**Your task**
Since the pictures are not wanted, retype the listing below exactly and without them.

**Source material**
§

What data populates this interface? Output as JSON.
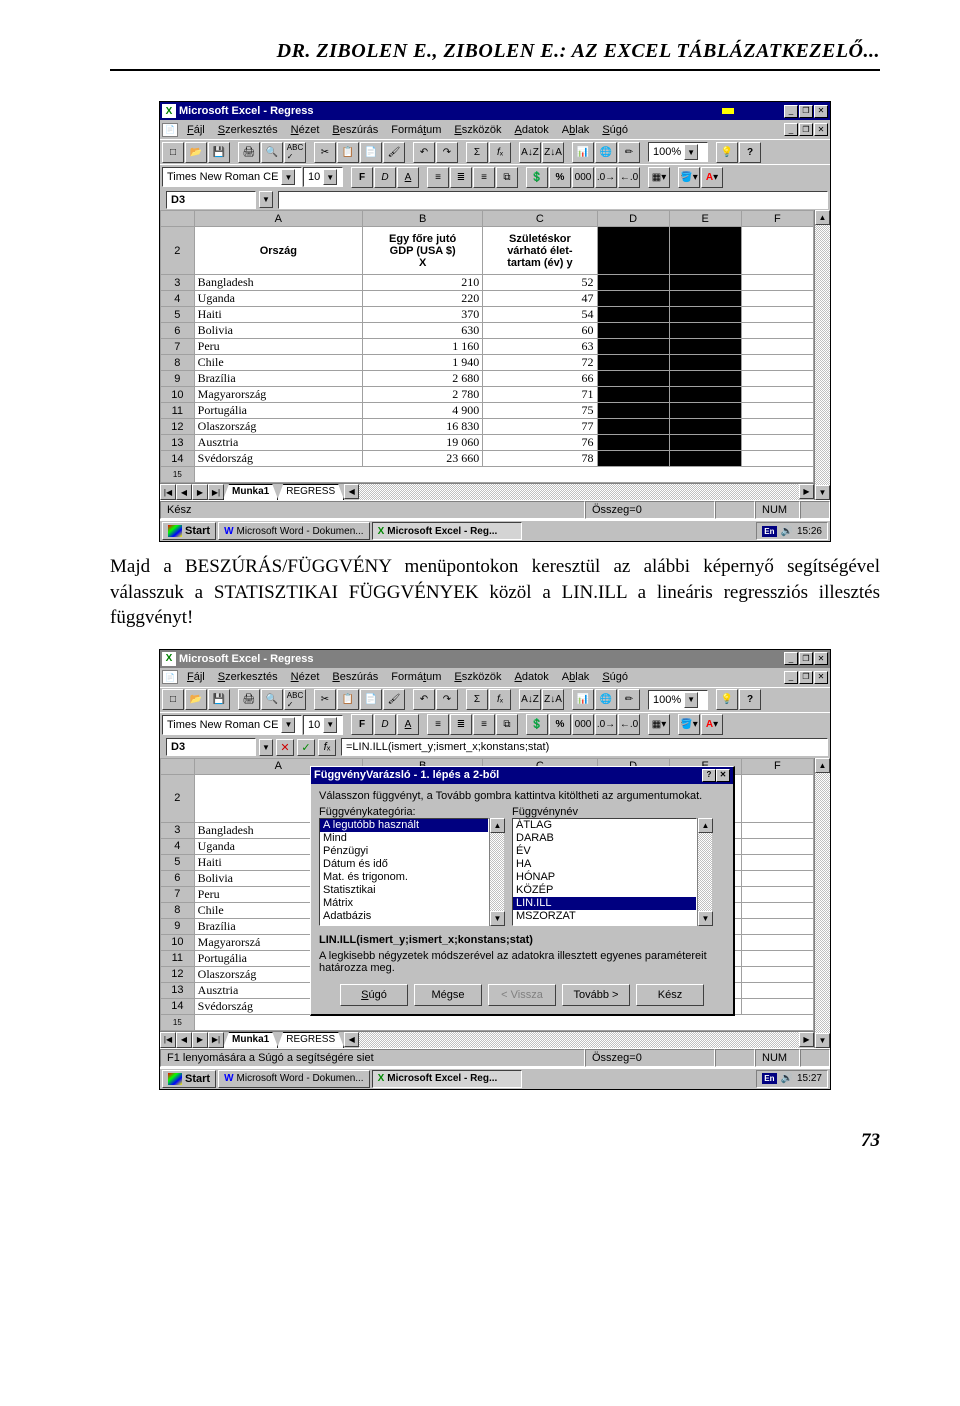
{
  "page": {
    "header": "DR. ZIBOLEN E., ZIBOLEN E.: AZ EXCEL TÁBLÁZATKEZELŐ...",
    "paragraph": "Majd a BESZÚRÁS/FÜGGVÉNY menüpontokon keresztül az alábbi képernyő segítségével válasszuk a STATISZTIKAI FÜGGVÉNYEK közöl a LIN.ILL a lineáris regressziós illesztés függvényt!",
    "pagenum": "73"
  },
  "chart_data": {
    "type": "table",
    "columns": [
      "Ország",
      "Egy főre jutó GDP (USA $) X",
      "Születéskor várható élettartam (év) y"
    ],
    "rows": [
      [
        "Bangladesh",
        210,
        52
      ],
      [
        "Uganda",
        220,
        47
      ],
      [
        "Haiti",
        370,
        54
      ],
      [
        "Bolivia",
        630,
        60
      ],
      [
        "Peru",
        "1 160",
        63
      ],
      [
        "Chile",
        "1 940",
        72
      ],
      [
        "Brazília",
        "2 680",
        66
      ],
      [
        "Magyarország",
        "2 780",
        71
      ],
      [
        "Portugália",
        "4 900",
        75
      ],
      [
        "Olaszország",
        "16 830",
        77
      ],
      [
        "Ausztria",
        "19 060",
        76
      ],
      [
        "Svédország",
        "23 660",
        78
      ]
    ]
  },
  "shot1": {
    "title": "Microsoft Excel - Regress",
    "menus": [
      "Fájl",
      "Szerkesztés",
      "Nézet",
      "Beszúrás",
      "Formátum",
      "Eszközök",
      "Adatok",
      "Ablak",
      "Súgó"
    ],
    "font": "Times New Roman CE",
    "fontsize": "10",
    "zoom": "100%",
    "namebox": "D3",
    "cols": [
      "A",
      "B",
      "C",
      "D",
      "E",
      "F"
    ],
    "row_start": 2,
    "h1": "Ország",
    "h2a": "Egy főre jutó",
    "h2b": "GDP (USA $)",
    "h2c": "X",
    "h3a": "Születéskor",
    "h3b": "várható élet-",
    "h3c": "tartam (év) y",
    "tabs": [
      "Munka1",
      "REGRESS"
    ],
    "status_left": "Kész",
    "status_sum": "Összeg=0",
    "status_num": "NUM",
    "task_word": "Microsoft Word - Dokumen...",
    "task_excel": "Microsoft Excel - Reg...",
    "start": "Start",
    "lang": "En",
    "clock": "15:26"
  },
  "shot2": {
    "title": "Microsoft Excel - Regress",
    "menus": [
      "Fájl",
      "Szerkesztés",
      "Nézet",
      "Beszúrás",
      "Formátum",
      "Eszközök",
      "Adatok",
      "Ablak",
      "Súgó"
    ],
    "font": "Times New Roman CE",
    "fontsize": "10",
    "zoom": "100%",
    "namebox": "D3",
    "formula": "=LIN.ILL(ismert_y;ismert_x;konstans;stat)",
    "cols": [
      "A",
      "B",
      "C",
      "D",
      "E",
      "F"
    ],
    "countries": [
      "Bangladesh",
      "Uganda",
      "Haiti",
      "Bolivia",
      "Peru",
      "Chile",
      "Brazília",
      "Magyarorszá",
      "Portugália",
      "Olaszország",
      "Ausztria",
      "Svédország"
    ],
    "dialog": {
      "title": "FüggvényVarázsló - 1. lépés a 2-ből",
      "intro": "Válasszon függvényt, a Tovább gombra kattintva kitöltheti az argumentumokat.",
      "cat_label": "Függvénykategória:",
      "name_label": "Függvénynév",
      "categories": [
        "A legutóbb használt",
        "Mind",
        "Pénzügyi",
        "Dátum és idő",
        "Mat. és trigonom.",
        "Statisztikai",
        "Mátrix",
        "Adatbázis"
      ],
      "names": [
        "ÁTLAG",
        "DARAB",
        "ÉV",
        "HA",
        "HÓNAP",
        "KÖZÉP",
        "LIN.ILL",
        "MSZORZAT"
      ],
      "signature": "LIN.ILL(ismert_y;ismert_x;konstans;stat)",
      "desc": "A legkisebb négyzetek módszerével az adatokra illesztett egyenes paramétereit határozza meg.",
      "btns": {
        "help": "Súgó",
        "cancel": "Mégse",
        "back": "< Vissza",
        "next": "Tovább >",
        "finish": "Kész"
      }
    },
    "tabs": [
      "Munka1",
      "REGRESS"
    ],
    "status_left": "F1 lenyomására a Súgó a segítségére siet",
    "status_sum": "Összeg=0",
    "status_num": "NUM",
    "task_word": "Microsoft Word - Dokumen...",
    "task_excel": "Microsoft Excel - Reg...",
    "start": "Start",
    "lang": "En",
    "clock": "15:27"
  }
}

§

**Written response**
What data populates this interface? Output as JSON.
{
  "page": {
    "header": "DR. ZIBOLEN E., ZIBOLEN E.: AZ EXCEL TÁBLÁZATKEZELŐ...",
    "paragraph": "Majd a BESZÚRÁS/FÜGGVÉNY menüpontokon keresztül az alábbi képernyő segítségével válasszuk a STATISZTIKAI FÜGGVÉNYEK közöl a LIN.ILL a lineáris regressziós illesztés függvényt!",
    "pagenum": "73"
  },
  "chart_data": {
    "type": "table",
    "columns": [
      "Ország",
      "Egy főre jutó GDP (USA $) X",
      "Születéskor várható élettartam (év) y"
    ],
    "rows": [
      [
        "Bangladesh",
        210,
        52
      ],
      [
        "Uganda",
        220,
        47
      ],
      [
        "Haiti",
        370,
        54
      ],
      [
        "Bolivia",
        630,
        60
      ],
      [
        "Peru",
        "1 160",
        63
      ],
      [
        "Chile",
        "1 940",
        72
      ],
      [
        "Brazília",
        "2 680",
        66
      ],
      [
        "Magyarország",
        "2 780",
        71
      ],
      [
        "Portugália",
        "4 900",
        75
      ],
      [
        "Olaszország",
        "16 830",
        77
      ],
      [
        "Ausztria",
        "19 060",
        76
      ],
      [
        "Svédország",
        "23 660",
        78
      ]
    ]
  },
  "shot1": {
    "title": "Microsoft Excel - Regress",
    "menus": [
      "Fájl",
      "Szerkesztés",
      "Nézet",
      "Beszúrás",
      "Formátum",
      "Eszközök",
      "Adatok",
      "Ablak",
      "Súgó"
    ],
    "font": "Times New Roman CE",
    "fontsize": "10",
    "zoom": "100%",
    "namebox": "D3",
    "cols": [
      "A",
      "B",
      "C",
      "D",
      "E",
      "F"
    ],
    "row_start": 2,
    "h1": "Ország",
    "h2a": "Egy főre jutó",
    "h2b": "GDP (USA $)",
    "h2c": "X",
    "h3a": "Születéskor",
    "h3b": "várható élet-",
    "h3c": "tartam (év) y",
    "tabs": [
      "Munka1",
      "REGRESS"
    ],
    "status_left": "Kész",
    "status_sum": "Összeg=0",
    "status_num": "NUM",
    "task_word": "Microsoft Word - Dokumen...",
    "task_excel": "Microsoft Excel - Reg...",
    "start": "Start",
    "lang": "En",
    "clock": "15:26"
  },
  "shot2": {
    "title": "Microsoft Excel - Regress",
    "menus": [
      "Fájl",
      "Szerkesztés",
      "Nézet",
      "Beszúrás",
      "Formátum",
      "Eszközök",
      "Adatok",
      "Ablak",
      "Súgó"
    ],
    "font": "Times New Roman CE",
    "fontsize": "10",
    "zoom": "100%",
    "namebox": "D3",
    "formula": "=LIN.ILL(ismert_y;ismert_x;konstans;stat)",
    "cols": [
      "A",
      "B",
      "C",
      "D",
      "E",
      "F"
    ],
    "countries": [
      "Bangladesh",
      "Uganda",
      "Haiti",
      "Bolivia",
      "Peru",
      "Chile",
      "Brazília",
      "Magyarorszá",
      "Portugália",
      "Olaszország",
      "Ausztria",
      "Svédország"
    ],
    "dialog": {
      "title": "FüggvényVarázsló - 1. lépés a 2-ből",
      "intro": "Válasszon függvényt, a Tovább gombra kattintva kitöltheti az argumentumokat.",
      "cat_label": "Függvénykategória:",
      "name_label": "Függvénynév",
      "categories": [
        "A legutóbb használt",
        "Mind",
        "Pénzügyi",
        "Dátum és idő",
        "Mat. és trigonom.",
        "Statisztikai",
        "Mátrix",
        "Adatbázis"
      ],
      "names": [
        "ÁTLAG",
        "DARAB",
        "ÉV",
        "HA",
        "HÓNAP",
        "KÖZÉP",
        "LIN.ILL",
        "MSZORZAT"
      ],
      "signature": "LIN.ILL(ismert_y;ismert_x;konstans;stat)",
      "desc": "A legkisebb négyzetek módszerével az adatokra illesztett egyenes paramétereit határozza meg.",
      "btns": {
        "help": "Súgó",
        "cancel": "Mégse",
        "back": "< Vissza",
        "next": "Tovább >",
        "finish": "Kész"
      }
    },
    "tabs": [
      "Munka1",
      "REGRESS"
    ],
    "status_left": "F1 lenyomására a Súgó a segítségére siet",
    "status_sum": "Összeg=0",
    "status_num": "NUM",
    "task_word": "Microsoft Word - Dokumen...",
    "task_excel": "Microsoft Excel - Reg...",
    "start": "Start",
    "lang": "En",
    "clock": "15:27"
  }
}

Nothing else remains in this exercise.